movie itself, Kids' punishment

of the wicked serves an

economic function. In Hollywood

films, the starkest sex, the most

degrading rapes, and the worst

tortures can be enjoyed provided

they can be paid for. The

viewers pretend that the lurid

elements only function to

establish wickedness and to

demonstrate how richly the

wicked deserve it when the good

guys punish them. In return, we

get some action.

 

Gummo's problem is that it

depicts the retribution (figured

as a murderous tornado) as

having happened before the movie

began. So the argument as to why

it's bad is that there are

certain things, including the

maltreatment of cats (but not

including, let us say, hot

teenage sex), that should simply

not be represented. Yet,

not one of these

shocking scenes is ever

described in detail. Let's

describe one of these shocking

scenes in detail.

 

In a police-like interview, the

protagonists discover that a

pretty (they use the word, not

mockingly), tormented boy has

been poisoning the cats they

hunt for a living. They also

discover the source of his

torment: he has to care for his

brain-dead, incontinent

grandmother, who endures an

endless living death hooked to a

life-support machine. Framed

with a burst of ferocious black

metal, the scene moves to

claustrophobic home-movie

footage of the boys breaking into his

house armed with golf clubs,

disguised in rubber monster

masks. It's totally unclear

whether they're here to kill him

or to discover the secret of his

identity (a tension that

coruscates through the

presentation of every character

in the movie - a lurking, sexual

threat of revelation).

 

The heroes discover Polaroids of

the pretty boy, looking not

tormented but happy, wearing

women's clothing (like Tummler's

own brother, a transvestite). In

one of the sexual-identity gags

that run through the movie,

they find a stack of hetero porno

magazines and breathe a

sigh of relief that he's not gay.

In a scene

misinterpreted by every critic

who's seen the movie, the boys

agonize in hushed tones over

whether the ancient, unholy

smelling woman on the

life-support machine is dead. We

twitch with ambiguity as the

boys run through every emotion

we ourselves feel when

confronted with people on that

uncanny border; finally Tummler

decides she's actually been dead

for a long time.

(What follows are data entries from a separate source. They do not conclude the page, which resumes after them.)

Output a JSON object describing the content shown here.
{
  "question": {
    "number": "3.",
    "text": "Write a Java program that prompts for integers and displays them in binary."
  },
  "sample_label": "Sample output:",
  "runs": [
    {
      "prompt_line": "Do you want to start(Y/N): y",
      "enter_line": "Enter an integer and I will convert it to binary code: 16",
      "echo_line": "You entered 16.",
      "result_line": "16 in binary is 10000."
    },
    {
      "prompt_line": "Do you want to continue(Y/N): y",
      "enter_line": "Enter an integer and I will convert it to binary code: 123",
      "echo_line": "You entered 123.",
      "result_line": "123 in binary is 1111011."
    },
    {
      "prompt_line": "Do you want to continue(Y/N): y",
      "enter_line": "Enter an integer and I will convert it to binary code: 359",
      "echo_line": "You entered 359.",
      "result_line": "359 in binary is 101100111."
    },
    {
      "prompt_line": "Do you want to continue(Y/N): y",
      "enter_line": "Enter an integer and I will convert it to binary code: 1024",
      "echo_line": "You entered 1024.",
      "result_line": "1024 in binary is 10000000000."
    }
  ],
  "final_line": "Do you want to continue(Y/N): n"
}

They end up

freeing their enemy by turning

off his tormentor's machine.

 

[my new outlook on life, drying out, my clean car, turning the garden over, and my new belle and sebastian records]

The way that the most

frightening and hateful material

dissolves into an eerie

gentleness is absolutely typical

of the movie and something no

critic could be allowed to see.

Not a single scene depicts a

person suffering. Korine shows

unconventional people espousing

powerful but banal hopes and

dreams. The gap between the way

we usually read these hopes and

dreams and the way we read the

characters is awe-inspiring.

This accounts for the reaction

to the sexual quality of Gummo:

"raw," "beautiful," "alive,"

etc. The improvised quality,

like early sex or new sex, is

the vertigo we encounter when

people discover and make up new

standards of cool and beauty.

They might be the wrong ones,

and we can't allow ourselves to

look at that too hard or long.




courtesy of Hypatia Sanders